- [WORK INSTRUCTIONS]: Keep only the lines that hold the string "code", filtering out the rest of the entries below.

- [Stored data entries]:
──────

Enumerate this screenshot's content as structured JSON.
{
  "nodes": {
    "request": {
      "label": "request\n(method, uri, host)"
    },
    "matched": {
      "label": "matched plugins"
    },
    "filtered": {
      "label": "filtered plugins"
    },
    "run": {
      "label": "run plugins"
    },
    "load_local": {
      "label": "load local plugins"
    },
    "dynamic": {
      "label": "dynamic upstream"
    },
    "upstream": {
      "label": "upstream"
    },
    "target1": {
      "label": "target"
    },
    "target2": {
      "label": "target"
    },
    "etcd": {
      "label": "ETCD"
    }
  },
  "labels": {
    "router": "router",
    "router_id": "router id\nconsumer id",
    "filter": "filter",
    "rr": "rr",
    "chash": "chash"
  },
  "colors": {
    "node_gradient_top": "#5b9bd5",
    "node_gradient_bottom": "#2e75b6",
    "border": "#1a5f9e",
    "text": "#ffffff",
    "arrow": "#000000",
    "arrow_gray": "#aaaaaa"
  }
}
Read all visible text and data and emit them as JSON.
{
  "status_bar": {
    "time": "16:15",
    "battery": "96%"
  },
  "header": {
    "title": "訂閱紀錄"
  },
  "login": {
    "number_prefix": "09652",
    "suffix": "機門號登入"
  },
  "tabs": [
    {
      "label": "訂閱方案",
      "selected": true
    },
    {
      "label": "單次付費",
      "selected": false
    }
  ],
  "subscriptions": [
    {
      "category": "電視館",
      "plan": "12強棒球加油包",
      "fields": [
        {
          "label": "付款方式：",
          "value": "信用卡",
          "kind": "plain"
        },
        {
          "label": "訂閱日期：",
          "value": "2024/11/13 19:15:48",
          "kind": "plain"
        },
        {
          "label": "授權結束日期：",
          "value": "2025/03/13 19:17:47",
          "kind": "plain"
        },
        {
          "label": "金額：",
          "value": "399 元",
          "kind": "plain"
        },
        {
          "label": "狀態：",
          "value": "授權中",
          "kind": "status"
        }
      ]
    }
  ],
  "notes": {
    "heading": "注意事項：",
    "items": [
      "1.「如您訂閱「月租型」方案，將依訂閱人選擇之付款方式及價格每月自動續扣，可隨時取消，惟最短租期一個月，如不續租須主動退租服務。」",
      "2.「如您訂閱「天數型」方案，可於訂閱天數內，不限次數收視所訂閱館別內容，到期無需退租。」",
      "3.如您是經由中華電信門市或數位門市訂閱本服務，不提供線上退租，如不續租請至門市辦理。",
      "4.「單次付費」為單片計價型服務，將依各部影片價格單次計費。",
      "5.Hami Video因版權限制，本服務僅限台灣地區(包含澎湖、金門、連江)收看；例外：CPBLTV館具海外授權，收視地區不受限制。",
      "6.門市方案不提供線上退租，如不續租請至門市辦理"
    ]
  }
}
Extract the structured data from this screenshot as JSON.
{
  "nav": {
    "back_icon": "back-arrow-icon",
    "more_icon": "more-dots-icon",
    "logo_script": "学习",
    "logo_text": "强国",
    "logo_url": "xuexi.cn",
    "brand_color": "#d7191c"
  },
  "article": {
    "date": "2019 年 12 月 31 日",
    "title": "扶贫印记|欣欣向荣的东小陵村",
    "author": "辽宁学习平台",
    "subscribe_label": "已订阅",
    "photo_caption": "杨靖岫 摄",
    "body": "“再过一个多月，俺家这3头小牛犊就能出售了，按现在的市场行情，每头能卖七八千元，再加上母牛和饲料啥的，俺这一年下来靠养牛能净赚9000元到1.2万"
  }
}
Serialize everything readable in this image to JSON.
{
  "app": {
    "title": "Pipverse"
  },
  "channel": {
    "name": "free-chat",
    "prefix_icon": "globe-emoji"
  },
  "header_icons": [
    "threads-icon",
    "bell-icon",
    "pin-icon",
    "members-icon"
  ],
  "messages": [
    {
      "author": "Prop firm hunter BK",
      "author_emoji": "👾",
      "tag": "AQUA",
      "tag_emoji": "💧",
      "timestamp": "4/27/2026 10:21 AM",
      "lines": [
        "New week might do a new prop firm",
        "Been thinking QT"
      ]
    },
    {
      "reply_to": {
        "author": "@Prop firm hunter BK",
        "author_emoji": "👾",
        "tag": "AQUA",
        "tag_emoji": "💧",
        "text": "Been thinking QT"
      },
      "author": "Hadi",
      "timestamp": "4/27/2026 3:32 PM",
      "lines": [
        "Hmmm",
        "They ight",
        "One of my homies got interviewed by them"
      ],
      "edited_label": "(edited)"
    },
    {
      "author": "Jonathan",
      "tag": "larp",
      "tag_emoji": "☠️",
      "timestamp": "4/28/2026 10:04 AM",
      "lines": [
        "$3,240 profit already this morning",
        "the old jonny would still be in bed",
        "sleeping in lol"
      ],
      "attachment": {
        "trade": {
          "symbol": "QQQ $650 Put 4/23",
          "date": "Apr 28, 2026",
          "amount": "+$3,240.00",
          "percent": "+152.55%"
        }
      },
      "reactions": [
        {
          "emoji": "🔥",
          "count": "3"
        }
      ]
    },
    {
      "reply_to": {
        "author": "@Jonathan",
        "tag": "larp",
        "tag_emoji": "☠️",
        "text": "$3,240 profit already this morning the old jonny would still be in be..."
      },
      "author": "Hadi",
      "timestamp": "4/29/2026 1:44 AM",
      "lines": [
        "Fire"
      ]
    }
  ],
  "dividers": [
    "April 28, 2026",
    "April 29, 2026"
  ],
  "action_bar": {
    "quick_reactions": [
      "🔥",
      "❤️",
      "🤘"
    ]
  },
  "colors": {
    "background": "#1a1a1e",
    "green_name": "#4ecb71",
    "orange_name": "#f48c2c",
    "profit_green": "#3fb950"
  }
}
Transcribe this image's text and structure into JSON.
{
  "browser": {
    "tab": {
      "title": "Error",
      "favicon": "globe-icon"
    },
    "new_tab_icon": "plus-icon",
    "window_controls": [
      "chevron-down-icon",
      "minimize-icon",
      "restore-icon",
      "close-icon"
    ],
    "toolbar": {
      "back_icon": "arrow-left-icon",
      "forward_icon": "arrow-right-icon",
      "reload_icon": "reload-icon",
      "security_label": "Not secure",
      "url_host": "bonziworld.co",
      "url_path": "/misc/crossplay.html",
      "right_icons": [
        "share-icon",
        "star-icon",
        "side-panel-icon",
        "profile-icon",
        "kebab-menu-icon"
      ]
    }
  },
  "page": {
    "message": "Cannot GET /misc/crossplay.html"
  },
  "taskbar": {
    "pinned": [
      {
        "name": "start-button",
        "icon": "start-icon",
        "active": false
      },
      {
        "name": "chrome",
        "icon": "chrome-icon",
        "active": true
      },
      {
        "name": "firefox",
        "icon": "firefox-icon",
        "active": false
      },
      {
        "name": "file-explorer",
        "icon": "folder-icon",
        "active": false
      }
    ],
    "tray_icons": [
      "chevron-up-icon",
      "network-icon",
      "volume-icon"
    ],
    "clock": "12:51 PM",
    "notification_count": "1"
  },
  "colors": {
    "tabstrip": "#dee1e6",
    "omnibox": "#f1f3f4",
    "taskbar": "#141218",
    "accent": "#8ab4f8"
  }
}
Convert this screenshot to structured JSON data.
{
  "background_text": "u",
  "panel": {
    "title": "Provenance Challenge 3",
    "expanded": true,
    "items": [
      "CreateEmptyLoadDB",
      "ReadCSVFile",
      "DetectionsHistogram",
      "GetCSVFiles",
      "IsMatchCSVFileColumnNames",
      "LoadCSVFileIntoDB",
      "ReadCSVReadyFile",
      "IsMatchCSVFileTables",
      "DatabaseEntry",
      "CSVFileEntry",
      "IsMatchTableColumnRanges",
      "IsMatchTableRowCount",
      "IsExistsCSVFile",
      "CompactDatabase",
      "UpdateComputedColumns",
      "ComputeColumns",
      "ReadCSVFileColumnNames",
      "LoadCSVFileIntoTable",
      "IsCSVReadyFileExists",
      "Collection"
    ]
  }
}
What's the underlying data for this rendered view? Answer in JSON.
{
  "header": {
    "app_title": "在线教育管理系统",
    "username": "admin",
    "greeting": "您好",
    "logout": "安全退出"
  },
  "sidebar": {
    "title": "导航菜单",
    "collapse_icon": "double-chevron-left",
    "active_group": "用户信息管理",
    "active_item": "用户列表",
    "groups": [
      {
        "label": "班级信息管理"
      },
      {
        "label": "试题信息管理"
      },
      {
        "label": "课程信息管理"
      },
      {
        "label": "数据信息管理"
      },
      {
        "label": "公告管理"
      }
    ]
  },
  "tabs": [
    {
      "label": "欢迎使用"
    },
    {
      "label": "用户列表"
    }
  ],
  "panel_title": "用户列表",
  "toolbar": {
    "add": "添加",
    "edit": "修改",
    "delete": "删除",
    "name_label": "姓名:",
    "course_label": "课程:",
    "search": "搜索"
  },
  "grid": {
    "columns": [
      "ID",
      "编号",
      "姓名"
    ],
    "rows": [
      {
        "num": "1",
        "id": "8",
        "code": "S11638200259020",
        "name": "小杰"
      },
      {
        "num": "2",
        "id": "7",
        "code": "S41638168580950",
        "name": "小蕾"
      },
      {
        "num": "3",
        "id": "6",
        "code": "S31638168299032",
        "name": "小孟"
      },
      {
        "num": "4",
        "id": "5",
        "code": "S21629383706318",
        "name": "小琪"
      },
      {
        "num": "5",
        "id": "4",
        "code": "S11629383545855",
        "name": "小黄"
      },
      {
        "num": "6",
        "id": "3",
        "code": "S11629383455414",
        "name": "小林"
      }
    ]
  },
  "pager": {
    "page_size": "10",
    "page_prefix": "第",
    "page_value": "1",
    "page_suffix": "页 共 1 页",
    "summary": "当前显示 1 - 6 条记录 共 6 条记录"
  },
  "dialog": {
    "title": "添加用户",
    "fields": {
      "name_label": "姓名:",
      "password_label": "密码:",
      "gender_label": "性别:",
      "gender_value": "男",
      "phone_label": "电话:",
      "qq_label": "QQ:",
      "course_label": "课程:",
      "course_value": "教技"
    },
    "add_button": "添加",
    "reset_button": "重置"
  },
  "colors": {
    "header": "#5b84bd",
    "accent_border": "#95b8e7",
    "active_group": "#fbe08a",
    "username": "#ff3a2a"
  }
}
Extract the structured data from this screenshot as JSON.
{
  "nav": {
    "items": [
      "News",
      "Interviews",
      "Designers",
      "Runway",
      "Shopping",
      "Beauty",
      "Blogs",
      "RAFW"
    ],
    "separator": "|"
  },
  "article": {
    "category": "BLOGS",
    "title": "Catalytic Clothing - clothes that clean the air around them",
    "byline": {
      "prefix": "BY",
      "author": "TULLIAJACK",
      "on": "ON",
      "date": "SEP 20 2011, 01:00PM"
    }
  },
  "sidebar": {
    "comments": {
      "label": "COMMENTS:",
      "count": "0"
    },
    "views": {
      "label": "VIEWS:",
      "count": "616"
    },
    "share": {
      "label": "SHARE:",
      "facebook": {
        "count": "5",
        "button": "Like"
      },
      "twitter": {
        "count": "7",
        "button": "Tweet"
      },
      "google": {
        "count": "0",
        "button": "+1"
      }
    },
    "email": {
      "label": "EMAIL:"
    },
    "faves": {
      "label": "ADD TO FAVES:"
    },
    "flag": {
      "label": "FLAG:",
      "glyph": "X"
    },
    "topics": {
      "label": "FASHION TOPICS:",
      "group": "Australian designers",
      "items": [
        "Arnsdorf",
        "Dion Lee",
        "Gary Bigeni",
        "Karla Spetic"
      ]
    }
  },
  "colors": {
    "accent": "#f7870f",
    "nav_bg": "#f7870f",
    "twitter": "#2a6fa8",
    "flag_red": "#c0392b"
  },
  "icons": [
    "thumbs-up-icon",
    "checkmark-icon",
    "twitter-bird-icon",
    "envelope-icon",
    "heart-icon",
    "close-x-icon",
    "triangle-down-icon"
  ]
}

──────

- [THE ANSWER]:
        "code": "S11638200259020",
        "code": "S41638168580950",
        "code": "S31638168299032",
        "code": "S21629383706318",
        "code": "S11629383545855",
        "code": "S11629383455414",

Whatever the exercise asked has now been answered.